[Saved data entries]
Start of Block
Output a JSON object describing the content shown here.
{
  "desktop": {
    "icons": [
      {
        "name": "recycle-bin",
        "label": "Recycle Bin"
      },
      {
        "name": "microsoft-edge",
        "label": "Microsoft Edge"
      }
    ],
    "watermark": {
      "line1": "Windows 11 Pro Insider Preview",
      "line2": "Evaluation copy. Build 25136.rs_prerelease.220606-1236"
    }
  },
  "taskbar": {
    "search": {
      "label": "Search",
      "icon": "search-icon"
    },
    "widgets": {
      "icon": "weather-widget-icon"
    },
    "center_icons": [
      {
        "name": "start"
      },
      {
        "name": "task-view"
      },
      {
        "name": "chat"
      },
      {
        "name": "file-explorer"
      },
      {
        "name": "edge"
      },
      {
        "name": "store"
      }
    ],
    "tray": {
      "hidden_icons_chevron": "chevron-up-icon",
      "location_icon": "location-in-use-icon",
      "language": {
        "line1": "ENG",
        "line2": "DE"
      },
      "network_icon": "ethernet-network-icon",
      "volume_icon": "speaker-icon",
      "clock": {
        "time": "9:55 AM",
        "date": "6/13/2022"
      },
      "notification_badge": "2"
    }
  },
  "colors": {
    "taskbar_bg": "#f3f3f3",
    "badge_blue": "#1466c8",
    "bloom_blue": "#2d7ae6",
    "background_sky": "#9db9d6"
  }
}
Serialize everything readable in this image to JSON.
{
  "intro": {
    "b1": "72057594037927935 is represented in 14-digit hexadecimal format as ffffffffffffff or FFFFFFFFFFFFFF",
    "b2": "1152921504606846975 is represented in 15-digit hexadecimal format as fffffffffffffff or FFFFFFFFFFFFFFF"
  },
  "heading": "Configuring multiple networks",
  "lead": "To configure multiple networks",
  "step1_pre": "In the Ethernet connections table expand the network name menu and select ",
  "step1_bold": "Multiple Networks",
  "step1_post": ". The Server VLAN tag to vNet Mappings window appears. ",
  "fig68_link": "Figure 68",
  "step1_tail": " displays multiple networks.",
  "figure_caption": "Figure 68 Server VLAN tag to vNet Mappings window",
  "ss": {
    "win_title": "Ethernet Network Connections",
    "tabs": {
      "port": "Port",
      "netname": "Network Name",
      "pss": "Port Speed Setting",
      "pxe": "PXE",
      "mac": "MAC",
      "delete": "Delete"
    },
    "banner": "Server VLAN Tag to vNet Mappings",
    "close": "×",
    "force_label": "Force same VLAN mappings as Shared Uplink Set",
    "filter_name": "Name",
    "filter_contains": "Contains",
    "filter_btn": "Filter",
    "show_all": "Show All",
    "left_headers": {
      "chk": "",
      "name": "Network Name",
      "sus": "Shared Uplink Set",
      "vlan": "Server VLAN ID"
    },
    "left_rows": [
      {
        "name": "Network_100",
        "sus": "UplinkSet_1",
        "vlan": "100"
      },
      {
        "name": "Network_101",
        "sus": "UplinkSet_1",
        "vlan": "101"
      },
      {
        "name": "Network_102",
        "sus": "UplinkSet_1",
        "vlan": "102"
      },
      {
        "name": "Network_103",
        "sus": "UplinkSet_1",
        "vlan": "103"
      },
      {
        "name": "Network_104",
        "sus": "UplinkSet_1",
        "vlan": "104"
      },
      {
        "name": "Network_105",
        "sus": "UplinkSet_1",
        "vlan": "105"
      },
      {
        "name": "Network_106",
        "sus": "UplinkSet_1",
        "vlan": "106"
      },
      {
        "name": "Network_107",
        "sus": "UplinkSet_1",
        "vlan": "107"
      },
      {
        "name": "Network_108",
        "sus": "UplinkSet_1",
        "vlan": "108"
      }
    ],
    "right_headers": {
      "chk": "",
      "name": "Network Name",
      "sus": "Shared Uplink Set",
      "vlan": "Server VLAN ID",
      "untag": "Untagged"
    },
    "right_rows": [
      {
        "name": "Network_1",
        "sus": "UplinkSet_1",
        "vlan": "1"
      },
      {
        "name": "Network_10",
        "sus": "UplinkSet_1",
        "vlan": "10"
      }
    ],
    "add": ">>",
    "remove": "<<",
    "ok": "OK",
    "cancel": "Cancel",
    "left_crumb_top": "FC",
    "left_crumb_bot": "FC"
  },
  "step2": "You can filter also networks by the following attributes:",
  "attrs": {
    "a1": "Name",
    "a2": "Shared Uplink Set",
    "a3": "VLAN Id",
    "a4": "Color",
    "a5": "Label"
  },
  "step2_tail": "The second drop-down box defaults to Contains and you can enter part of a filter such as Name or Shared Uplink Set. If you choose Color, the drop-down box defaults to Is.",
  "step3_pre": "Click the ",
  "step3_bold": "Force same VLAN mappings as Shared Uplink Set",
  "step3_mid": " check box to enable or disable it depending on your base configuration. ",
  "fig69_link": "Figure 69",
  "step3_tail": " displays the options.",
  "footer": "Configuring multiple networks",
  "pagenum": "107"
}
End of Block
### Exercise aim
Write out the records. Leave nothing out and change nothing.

### Answer below
Output a JSON object describing the content shown here.
{
  "desktop": {
    "icons": [
      {
        "name": "recycle-bin",
        "label": "Recycle Bin"
      },
      {
        "name": "microsoft-edge",
        "label": "Microsoft Edge"
      }
    ],
    "watermark": {
      "line1": "Windows 11 Pro Insider Preview",
      "line2": "Evaluation copy. Build 25136.rs_prerelease.220606-1236"
    }
  },
  "taskbar": {
    "search": {
      "label": "Search",
      "icon": "search-icon"
    },
    "widgets": {
      "icon": "weather-widget-icon"
    },
    "center_icons": [
      {
        "name": "start"
      },
      {
        "name": "task-view"
      },
      {
        "name": "chat"
      },
      {
        "name": "file-explorer"
      },
      {
        "name": "edge"
      },
      {
        "name": "store"
      }
    ],
    "tray": {
      "hidden_icons_chevron": "chevron-up-icon",
      "location_icon": "location-in-use-icon",
      "language": {
        "line1": "ENG",
        "line2": "DE"
      },
      "network_icon": "ethernet-network-icon",
      "volume_icon": "speaker-icon",
      "clock": {
        "time": "9:55 AM",
        "date": "6/13/2022"
      },
      "notification_badge": "2"
    }
  },
  "colors": {
    "taskbar_bg": "#f3f3f3",
    "badge_blue": "#1466c8",
    "bloom_blue": "#2d7ae6",
    "background_sky": "#9db9d6"
  }
}
Serialize everything readable in this image to JSON.
{
  "intro": {
    "b1": "72057594037927935 is represented in 14-digit hexadecimal format as ffffffffffffff or FFFFFFFFFFFFFF",
    "b2": "1152921504606846975 is represented in 15-digit hexadecimal format as fffffffffffffff or FFFFFFFFFFFFFFF"
  },
  "heading": "Configuring multiple networks",
  "lead": "To configure multiple networks",
  "step1_pre": "In the Ethernet connections table expand the network name menu and select ",
  "step1_bold": "Multiple Networks",
  "step1_post": ". The Server VLAN tag to vNet Mappings window appears. ",
  "fig68_link": "Figure 68",
  "step1_tail": " displays multiple networks.",
  "figure_caption": "Figure 68 Server VLAN tag to vNet Mappings window",
  "ss": {
    "win_title": "Ethernet Network Connections",
    "tabs": {
      "port": "Port",
      "netname": "Network Name",
      "pss": "Port Speed Setting",
      "pxe": "PXE",
      "mac": "MAC",
      "delete": "Delete"
    },
    "banner": "Server VLAN Tag to vNet Mappings",
    "close": "×",
    "force_label": "Force same VLAN mappings as Shared Uplink Set",
    "filter_name": "Name",
    "filter_contains": "Contains",
    "filter_btn": "Filter",
    "show_all": "Show All",
    "left_headers": {
      "chk": "",
      "name": "Network Name",
      "sus": "Shared Uplink Set",
      "vlan": "Server VLAN ID"
    },
    "left_rows": [
      {
        "name": "Network_100",
        "sus": "UplinkSet_1",
        "vlan": "100"
      },
      {
        "name": "Network_101",
        "sus": "UplinkSet_1",
        "vlan": "101"
      },
      {
        "name": "Network_102",
        "sus": "UplinkSet_1",
        "vlan": "102"
      },
      {
        "name": "Network_103",
        "sus": "UplinkSet_1",
        "vlan": "103"
      },
      {
        "name": "Network_104",
        "sus": "UplinkSet_1",
        "vlan": "104"
      },
      {
        "name": "Network_105",
        "sus": "UplinkSet_1",
        "vlan": "105"
      },
      {
        "name": "Network_106",
        "sus": "UplinkSet_1",
        "vlan": "106"
      },
      {
        "name": "Network_107",
        "sus": "UplinkSet_1",
        "vlan": "107"
      },
      {
        "name": "Network_108",
        "sus": "UplinkSet_1",
        "vlan": "108"
      }
    ],
    "right_headers": {
      "chk": "",
      "name": "Network Name",
      "sus": "Shared Uplink Set",
      "vlan": "Server VLAN ID",
      "untag": "Untagged"
    },
    "right_rows": [
      {
        "name": "Network_1",
        "sus": "UplinkSet_1",
        "vlan": "1"
      },
      {
        "name": "Network_10",
        "sus": "UplinkSet_1",
        "vlan": "10"
      }
    ],
    "add": ">>",
    "remove": "<<",
    "ok": "OK",
    "cancel": "Cancel",
    "left_crumb_top": "FC",
    "left_crumb_bot": "FC"
  },
  "step2": "You can filter also networks by the following attributes:",
  "attrs": {
    "a1": "Name",
    "a2": "Shared Uplink Set",
    "a3": "VLAN Id",
    "a4": "Color",
    "a5": "Label"
  },
  "step2_tail": "The second drop-down box defaults to Contains and you can enter part of a filter such as Name or Shared Uplink Set. If you choose Color, the drop-down box defaults to Is.",
  "step3_pre": "Click the ",
  "step3_bold": "Force same VLAN mappings as Shared Uplink Set",
  "step3_mid": " check box to enable or disable it depending on your base configuration. ",
  "fig69_link": "Figure 69",
  "step3_tail": " displays the options.",
  "footer": "Configuring multiple networks",
  "pagenum": "107"
}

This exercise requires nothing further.